§ **PROBLEM TO SOLVE**: In which lines of the data does the string "idle" appear? Copy every one.

§ **SUPPLIED DATA**:
========================================================================

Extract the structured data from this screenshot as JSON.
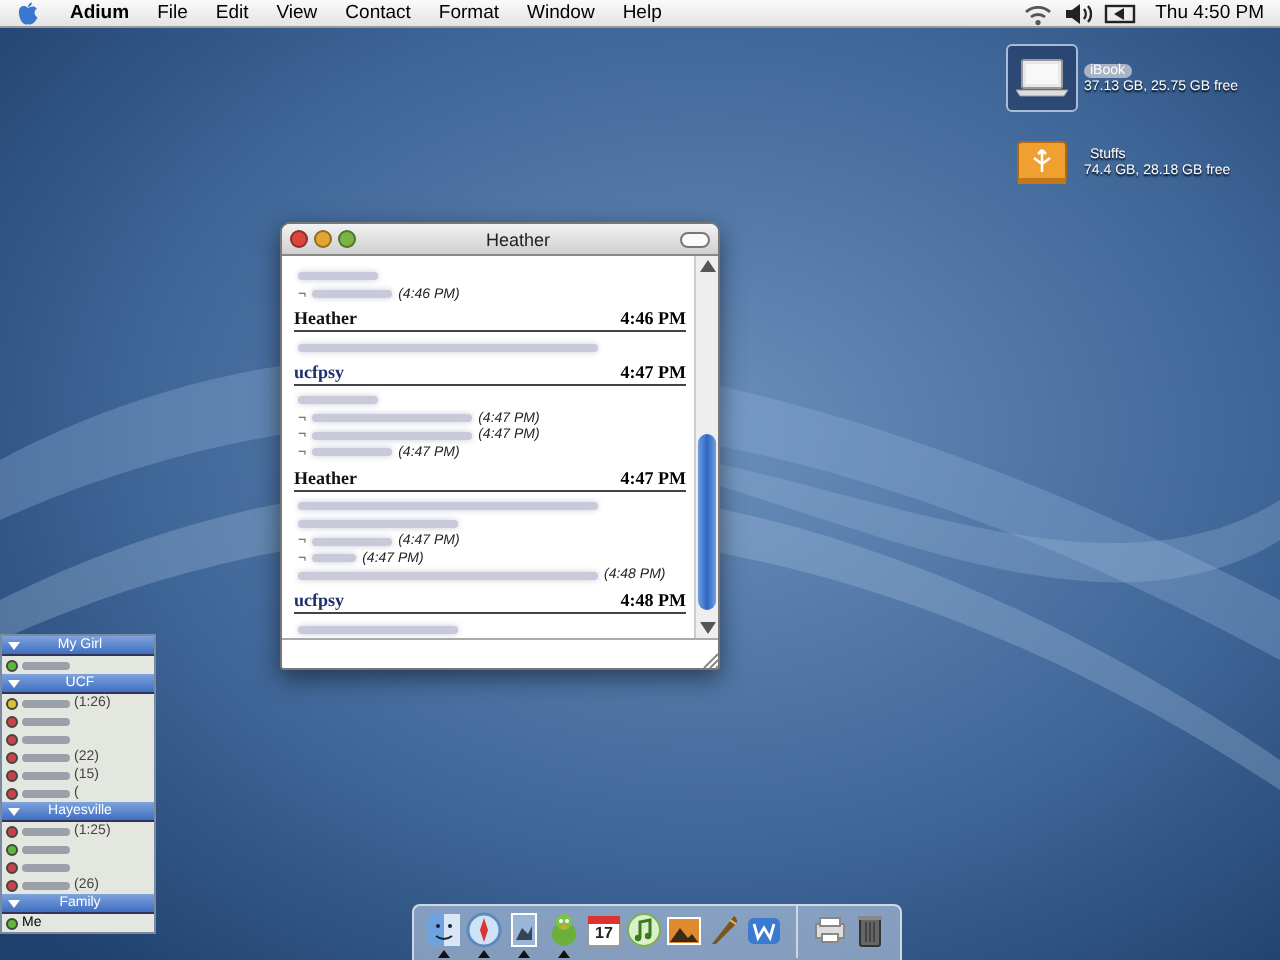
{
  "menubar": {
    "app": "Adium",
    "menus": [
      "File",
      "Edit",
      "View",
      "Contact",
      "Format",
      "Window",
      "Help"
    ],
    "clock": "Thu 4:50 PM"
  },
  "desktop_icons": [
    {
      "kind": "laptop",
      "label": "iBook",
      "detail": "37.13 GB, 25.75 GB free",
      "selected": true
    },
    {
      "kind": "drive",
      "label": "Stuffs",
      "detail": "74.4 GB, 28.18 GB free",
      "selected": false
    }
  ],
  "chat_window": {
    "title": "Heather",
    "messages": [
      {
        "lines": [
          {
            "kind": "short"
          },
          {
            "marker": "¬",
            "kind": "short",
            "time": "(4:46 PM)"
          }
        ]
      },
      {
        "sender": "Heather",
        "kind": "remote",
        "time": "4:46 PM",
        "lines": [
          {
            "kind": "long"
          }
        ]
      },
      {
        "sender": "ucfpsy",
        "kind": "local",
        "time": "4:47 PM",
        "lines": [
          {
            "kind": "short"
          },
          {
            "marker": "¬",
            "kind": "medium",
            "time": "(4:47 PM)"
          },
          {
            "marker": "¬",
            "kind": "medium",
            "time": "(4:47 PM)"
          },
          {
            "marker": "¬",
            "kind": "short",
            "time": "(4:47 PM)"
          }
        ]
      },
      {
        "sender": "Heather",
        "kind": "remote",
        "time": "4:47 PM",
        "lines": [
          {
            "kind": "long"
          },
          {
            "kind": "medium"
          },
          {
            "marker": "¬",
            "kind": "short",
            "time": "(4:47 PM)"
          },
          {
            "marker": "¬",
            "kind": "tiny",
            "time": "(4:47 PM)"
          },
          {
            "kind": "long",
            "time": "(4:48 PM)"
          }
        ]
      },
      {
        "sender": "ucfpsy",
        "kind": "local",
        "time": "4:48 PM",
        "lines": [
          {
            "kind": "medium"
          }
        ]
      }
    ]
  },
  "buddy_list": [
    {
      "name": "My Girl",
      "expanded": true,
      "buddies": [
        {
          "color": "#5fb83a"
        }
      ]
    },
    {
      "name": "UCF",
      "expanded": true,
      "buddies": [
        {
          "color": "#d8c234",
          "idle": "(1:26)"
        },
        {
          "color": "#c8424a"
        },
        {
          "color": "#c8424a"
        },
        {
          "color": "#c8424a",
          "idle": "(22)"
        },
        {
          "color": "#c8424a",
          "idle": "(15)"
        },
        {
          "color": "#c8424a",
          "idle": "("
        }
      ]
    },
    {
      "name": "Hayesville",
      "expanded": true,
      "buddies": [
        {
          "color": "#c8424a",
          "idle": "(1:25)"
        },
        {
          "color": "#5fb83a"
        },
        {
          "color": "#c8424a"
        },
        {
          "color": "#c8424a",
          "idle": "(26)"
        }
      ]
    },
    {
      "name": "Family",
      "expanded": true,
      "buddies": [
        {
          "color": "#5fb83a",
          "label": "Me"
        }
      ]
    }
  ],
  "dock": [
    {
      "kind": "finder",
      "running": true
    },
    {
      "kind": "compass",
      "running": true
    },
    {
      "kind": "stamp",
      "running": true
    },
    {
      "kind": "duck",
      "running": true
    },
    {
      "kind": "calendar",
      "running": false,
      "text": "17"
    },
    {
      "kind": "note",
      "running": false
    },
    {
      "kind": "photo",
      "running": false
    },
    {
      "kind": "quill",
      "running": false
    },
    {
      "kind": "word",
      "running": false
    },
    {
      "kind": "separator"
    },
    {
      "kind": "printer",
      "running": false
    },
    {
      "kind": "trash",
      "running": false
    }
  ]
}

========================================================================

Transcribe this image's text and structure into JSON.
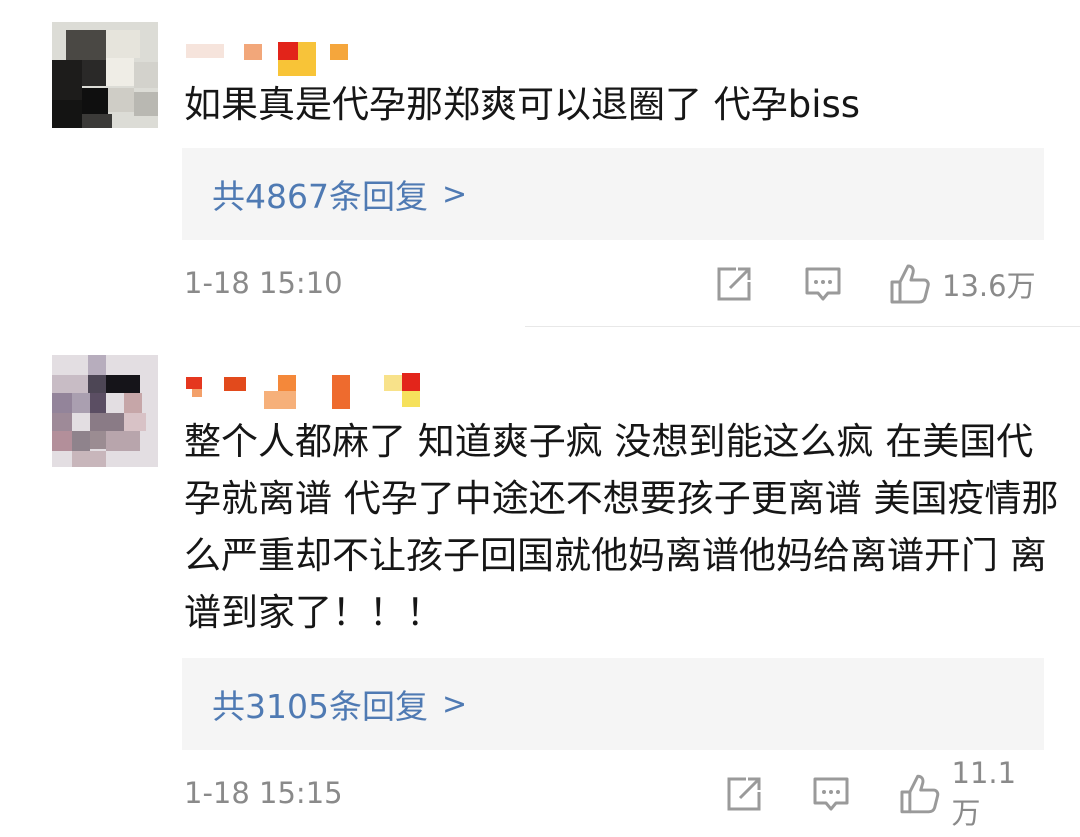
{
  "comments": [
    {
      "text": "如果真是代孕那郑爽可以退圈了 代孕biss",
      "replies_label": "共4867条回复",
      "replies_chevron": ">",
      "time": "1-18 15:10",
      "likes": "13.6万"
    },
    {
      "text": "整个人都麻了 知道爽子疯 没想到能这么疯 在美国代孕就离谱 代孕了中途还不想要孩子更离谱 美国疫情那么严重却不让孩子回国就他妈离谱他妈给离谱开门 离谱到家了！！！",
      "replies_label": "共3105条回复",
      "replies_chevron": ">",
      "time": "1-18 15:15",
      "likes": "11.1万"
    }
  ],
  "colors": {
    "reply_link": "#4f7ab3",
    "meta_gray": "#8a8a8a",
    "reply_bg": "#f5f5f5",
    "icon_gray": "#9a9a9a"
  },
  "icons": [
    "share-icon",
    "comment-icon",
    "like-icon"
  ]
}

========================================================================

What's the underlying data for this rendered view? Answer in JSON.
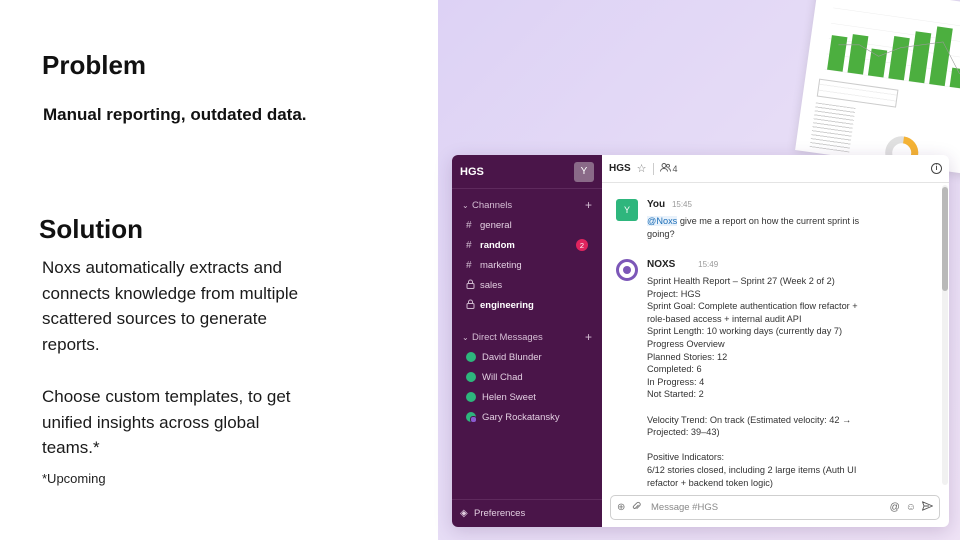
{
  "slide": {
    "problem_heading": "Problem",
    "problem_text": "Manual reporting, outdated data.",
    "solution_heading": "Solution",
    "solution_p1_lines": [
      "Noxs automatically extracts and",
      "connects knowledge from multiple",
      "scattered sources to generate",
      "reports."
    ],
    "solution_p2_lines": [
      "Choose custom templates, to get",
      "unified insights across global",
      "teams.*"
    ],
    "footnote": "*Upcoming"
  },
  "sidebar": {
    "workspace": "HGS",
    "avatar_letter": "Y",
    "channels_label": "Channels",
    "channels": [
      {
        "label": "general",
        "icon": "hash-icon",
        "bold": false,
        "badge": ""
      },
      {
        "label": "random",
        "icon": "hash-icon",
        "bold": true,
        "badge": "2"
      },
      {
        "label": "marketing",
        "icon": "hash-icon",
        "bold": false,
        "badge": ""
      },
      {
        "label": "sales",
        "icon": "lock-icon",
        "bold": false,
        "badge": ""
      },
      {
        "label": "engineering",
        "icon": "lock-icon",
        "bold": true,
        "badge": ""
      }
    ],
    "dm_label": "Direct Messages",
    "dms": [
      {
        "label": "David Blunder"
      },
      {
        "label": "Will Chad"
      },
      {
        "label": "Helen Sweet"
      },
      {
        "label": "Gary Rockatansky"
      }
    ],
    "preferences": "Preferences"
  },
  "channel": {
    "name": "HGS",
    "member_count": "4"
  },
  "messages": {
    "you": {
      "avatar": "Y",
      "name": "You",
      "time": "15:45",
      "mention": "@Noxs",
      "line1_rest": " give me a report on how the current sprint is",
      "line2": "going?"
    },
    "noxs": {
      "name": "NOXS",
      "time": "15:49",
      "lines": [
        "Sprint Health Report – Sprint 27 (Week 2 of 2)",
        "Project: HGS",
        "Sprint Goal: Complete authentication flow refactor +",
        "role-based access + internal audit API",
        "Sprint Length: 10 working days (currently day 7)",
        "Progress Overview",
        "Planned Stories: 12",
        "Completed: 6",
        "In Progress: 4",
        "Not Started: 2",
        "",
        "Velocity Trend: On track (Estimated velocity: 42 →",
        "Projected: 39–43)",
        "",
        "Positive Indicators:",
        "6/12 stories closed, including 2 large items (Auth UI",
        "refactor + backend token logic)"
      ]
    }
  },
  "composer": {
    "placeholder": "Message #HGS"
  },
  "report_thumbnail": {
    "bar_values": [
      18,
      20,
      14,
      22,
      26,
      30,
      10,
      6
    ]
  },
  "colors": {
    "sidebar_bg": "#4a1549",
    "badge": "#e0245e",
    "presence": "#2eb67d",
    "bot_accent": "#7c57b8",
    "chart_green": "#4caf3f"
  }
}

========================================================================

§ **OUTPUT OF THE EXERCISE**:
          "idle": "(1:26)"
          "idle": "(22)"
          "idle": "(15)"
          "idle": "("
          "idle": "(1:25)"
          "idle": "(26)"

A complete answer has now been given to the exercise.